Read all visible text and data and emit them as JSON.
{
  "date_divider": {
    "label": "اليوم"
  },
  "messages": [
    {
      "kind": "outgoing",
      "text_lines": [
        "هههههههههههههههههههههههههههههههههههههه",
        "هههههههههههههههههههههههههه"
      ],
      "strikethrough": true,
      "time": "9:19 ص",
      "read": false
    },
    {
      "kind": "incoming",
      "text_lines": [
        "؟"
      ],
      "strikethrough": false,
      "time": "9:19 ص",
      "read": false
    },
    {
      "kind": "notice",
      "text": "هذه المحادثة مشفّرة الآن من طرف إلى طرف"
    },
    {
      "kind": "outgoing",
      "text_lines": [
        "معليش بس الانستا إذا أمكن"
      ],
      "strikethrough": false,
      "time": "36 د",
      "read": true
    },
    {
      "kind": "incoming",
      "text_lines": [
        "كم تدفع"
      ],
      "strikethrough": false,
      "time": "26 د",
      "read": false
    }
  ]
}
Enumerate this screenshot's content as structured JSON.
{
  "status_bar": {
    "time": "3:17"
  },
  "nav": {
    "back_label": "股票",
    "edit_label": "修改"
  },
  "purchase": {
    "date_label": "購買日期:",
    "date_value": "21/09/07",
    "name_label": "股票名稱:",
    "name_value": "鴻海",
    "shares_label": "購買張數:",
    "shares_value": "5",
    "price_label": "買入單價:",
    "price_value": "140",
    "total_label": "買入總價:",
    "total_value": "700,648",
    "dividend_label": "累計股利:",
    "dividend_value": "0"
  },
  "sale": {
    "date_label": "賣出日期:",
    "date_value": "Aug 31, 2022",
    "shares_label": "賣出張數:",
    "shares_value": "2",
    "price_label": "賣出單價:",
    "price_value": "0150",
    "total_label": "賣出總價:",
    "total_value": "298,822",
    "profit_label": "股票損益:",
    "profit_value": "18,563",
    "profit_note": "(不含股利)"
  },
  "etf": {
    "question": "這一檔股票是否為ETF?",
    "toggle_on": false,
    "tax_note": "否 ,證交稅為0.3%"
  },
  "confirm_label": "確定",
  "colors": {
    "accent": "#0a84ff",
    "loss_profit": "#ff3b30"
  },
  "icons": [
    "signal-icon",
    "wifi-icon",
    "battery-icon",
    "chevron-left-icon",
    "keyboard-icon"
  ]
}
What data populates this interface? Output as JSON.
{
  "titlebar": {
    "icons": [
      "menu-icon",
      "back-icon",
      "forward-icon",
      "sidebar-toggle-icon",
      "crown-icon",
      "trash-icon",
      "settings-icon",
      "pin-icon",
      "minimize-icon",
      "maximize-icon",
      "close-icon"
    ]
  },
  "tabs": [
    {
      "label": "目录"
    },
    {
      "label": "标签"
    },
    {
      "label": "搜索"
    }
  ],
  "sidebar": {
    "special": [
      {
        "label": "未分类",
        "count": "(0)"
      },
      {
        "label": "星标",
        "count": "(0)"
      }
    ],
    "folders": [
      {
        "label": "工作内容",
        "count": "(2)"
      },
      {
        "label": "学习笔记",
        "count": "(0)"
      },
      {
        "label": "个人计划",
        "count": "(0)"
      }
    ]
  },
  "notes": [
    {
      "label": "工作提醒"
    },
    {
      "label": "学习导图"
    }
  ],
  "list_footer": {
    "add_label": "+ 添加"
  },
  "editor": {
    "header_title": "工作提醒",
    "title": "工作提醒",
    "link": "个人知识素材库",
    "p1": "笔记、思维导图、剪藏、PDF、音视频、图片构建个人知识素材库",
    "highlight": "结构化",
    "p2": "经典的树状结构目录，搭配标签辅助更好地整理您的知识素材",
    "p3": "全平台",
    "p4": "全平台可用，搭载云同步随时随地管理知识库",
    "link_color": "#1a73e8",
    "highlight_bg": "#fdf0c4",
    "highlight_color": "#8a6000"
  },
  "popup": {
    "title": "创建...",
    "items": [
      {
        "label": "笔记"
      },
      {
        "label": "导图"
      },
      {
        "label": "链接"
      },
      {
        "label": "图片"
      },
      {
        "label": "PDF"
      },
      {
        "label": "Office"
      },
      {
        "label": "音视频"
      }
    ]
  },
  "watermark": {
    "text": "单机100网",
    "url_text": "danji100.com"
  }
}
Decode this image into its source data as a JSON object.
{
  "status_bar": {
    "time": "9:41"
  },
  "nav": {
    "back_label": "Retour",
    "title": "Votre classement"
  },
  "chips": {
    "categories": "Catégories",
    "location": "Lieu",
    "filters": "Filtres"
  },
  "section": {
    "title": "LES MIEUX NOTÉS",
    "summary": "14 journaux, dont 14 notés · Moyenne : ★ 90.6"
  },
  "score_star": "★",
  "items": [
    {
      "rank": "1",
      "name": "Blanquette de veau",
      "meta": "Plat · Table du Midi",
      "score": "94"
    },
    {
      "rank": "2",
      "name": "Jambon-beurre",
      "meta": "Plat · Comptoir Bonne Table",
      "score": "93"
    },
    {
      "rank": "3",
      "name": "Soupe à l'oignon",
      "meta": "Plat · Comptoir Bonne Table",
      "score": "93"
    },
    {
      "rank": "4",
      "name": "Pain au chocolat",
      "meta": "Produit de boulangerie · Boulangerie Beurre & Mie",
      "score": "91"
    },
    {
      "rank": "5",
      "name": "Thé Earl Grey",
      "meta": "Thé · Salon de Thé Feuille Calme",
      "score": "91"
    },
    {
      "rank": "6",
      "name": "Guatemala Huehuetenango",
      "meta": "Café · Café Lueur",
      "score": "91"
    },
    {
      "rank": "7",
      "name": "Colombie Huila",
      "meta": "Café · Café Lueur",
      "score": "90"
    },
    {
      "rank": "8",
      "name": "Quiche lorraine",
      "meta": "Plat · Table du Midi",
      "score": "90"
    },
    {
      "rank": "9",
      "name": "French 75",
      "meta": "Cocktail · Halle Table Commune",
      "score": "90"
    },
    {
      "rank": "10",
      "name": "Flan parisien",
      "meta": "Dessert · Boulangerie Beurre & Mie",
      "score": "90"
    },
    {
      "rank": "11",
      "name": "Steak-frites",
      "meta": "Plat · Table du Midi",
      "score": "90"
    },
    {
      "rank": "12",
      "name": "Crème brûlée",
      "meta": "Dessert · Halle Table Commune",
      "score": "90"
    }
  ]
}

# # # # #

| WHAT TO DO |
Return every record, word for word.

| RESULT |
Read all visible text and data and emit them as JSON.
{
  "date_divider": {
    "label": "اليوم"
  },
  "messages": [
    {
      "kind": "outgoing",
      "text_lines": [
        "هههههههههههههههههههههههههههههههههههههه",
        "هههههههههههههههههههههههههه"
      ],
      "strikethrough": true,
      "time": "9:19 ص",
      "read": false
    },
    {
      "kind": "incoming",
      "text_lines": [
        "؟"
      ],
      "strikethrough": false,
      "time": "9:19 ص",
      "read": false
    },
    {
      "kind": "notice",
      "text": "هذه المحادثة مشفّرة الآن من طرف إلى طرف"
    },
    {
      "kind": "outgoing",
      "text_lines": [
        "معليش بس الانستا إذا أمكن"
      ],
      "strikethrough": false,
      "time": "36 د",
      "read": true
    },
    {
      "kind": "incoming",
      "text_lines": [
        "كم تدفع"
      ],
      "strikethrough": false,
      "time": "26 د",
      "read": false
    }
  ]
}
Enumerate this screenshot's content as structured JSON.
{
  "status_bar": {
    "time": "3:17"
  },
  "nav": {
    "back_label": "股票",
    "edit_label": "修改"
  },
  "purchase": {
    "date_label": "購買日期:",
    "date_value": "21/09/07",
    "name_label": "股票名稱:",
    "name_value": "鴻海",
    "shares_label": "購買張數:",
    "shares_value": "5",
    "price_label": "買入單價:",
    "price_value": "140",
    "total_label": "買入總價:",
    "total_value": "700,648",
    "dividend_label": "累計股利:",
    "dividend_value": "0"
  },
  "sale": {
    "date_label": "賣出日期:",
    "date_value": "Aug 31, 2022",
    "shares_label": "賣出張數:",
    "shares_value": "2",
    "price_label": "賣出單價:",
    "price_value": "0150",
    "total_label": "賣出總價:",
    "total_value": "298,822",
    "profit_label": "股票損益:",
    "profit_value": "18,563",
    "profit_note": "(不含股利)"
  },
  "etf": {
    "question": "這一檔股票是否為ETF?",
    "toggle_on": false,
    "tax_note": "否 ,證交稅為0.3%"
  },
  "confirm_label": "確定",
  "colors": {
    "accent": "#0a84ff",
    "loss_profit": "#ff3b30"
  },
  "icons": [
    "signal-icon",
    "wifi-icon",
    "battery-icon",
    "chevron-left-icon",
    "keyboard-icon"
  ]
}
What data populates this interface? Output as JSON.
{
  "titlebar": {
    "icons": [
      "menu-icon",
      "back-icon",
      "forward-icon",
      "sidebar-toggle-icon",
      "crown-icon",
      "trash-icon",
      "settings-icon",
      "pin-icon",
      "minimize-icon",
      "maximize-icon",
      "close-icon"
    ]
  },
  "tabs": [
    {
      "label": "目录"
    },
    {
      "label": "标签"
    },
    {
      "label": "搜索"
    }
  ],
  "sidebar": {
    "special": [
      {
        "label": "未分类",
        "count": "(0)"
      },
      {
        "label": "星标",
        "count": "(0)"
      }
    ],
    "folders": [
      {
        "label": "工作内容",
        "count": "(2)"
      },
      {
        "label": "学习笔记",
        "count": "(0)"
      },
      {
        "label": "个人计划",
        "count": "(0)"
      }
    ]
  },
  "notes": [
    {
      "label": "工作提醒"
    },
    {
      "label": "学习导图"
    }
  ],
  "list_footer": {
    "add_label": "+ 添加"
  },
  "editor": {
    "header_title": "工作提醒",
    "title": "工作提醒",
    "link": "个人知识素材库",
    "p1": "笔记、思维导图、剪藏、PDF、音视频、图片构建个人知识素材库",
    "highlight": "结构化",
    "p2": "经典的树状结构目录，搭配标签辅助更好地整理您的知识素材",
    "p3": "全平台",
    "p4": "全平台可用，搭载云同步随时随地管理知识库",
    "link_color": "#1a73e8",
    "highlight_bg": "#fdf0c4",
    "highlight_color": "#8a6000"
  },
  "popup": {
    "title": "创建...",
    "items": [
      {
        "label": "笔记"
      },
      {
        "label": "导图"
      },
      {
        "label": "链接"
      },
      {
        "label": "图片"
      },
      {
        "label": "PDF"
      },
      {
        "label": "Office"
      },
      {
        "label": "音视频"
      }
    ]
  },
  "watermark": {
    "text": "单机100网",
    "url_text": "danji100.com"
  }
}
Decode this image into its source data as a JSON object.
{
  "status_bar": {
    "time": "9:41"
  },
  "nav": {
    "back_label": "Retour",
    "title": "Votre classement"
  },
  "chips": {
    "categories": "Catégories",
    "location": "Lieu",
    "filters": "Filtres"
  },
  "section": {
    "title": "LES MIEUX NOTÉS",
    "summary": "14 journaux, dont 14 notés · Moyenne : ★ 90.6"
  },
  "score_star": "★",
  "items": [
    {
      "rank": "1",
      "name": "Blanquette de veau",
      "meta": "Plat · Table du Midi",
      "score": "94"
    },
    {
      "rank": "2",
      "name": "Jambon-beurre",
      "meta": "Plat · Comptoir Bonne Table",
      "score": "93"
    },
    {
      "rank": "3",
      "name": "Soupe à l'oignon",
      "meta": "Plat · Comptoir Bonne Table",
      "score": "93"
    },
    {
      "rank": "4",
      "name": "Pain au chocolat",
      "meta": "Produit de boulangerie · Boulangerie Beurre & Mie",
      "score": "91"
    },
    {
      "rank": "5",
      "name": "Thé Earl Grey",
      "meta": "Thé · Salon de Thé Feuille Calme",
      "score": "91"
    },
    {
      "rank": "6",
      "name": "Guatemala Huehuetenango",
      "meta": "Café · Café Lueur",
      "score": "91"
    },
    {
      "rank": "7",
      "name": "Colombie Huila",
      "meta": "Café · Café Lueur",
      "score": "90"
    },
    {
      "rank": "8",
      "name": "Quiche lorraine",
      "meta": "Plat · Table du Midi",
      "score": "90"
    },
    {
      "rank": "9",
      "name": "French 75",
      "meta": "Cocktail · Halle Table Commune",
      "score": "90"
    },
    {
      "rank": "10",
      "name": "Flan parisien",
      "meta": "Dessert · Boulangerie Beurre & Mie",
      "score": "90"
    },
    {
      "rank": "11",
      "name": "Steak-frites",
      "meta": "Plat · Table du Midi",
      "score": "90"
    },
    {
      "rank": "12",
      "name": "Crème brûlée",
      "meta": "Dessert · Halle Table Commune",
      "score": "90"
    }
  ]
}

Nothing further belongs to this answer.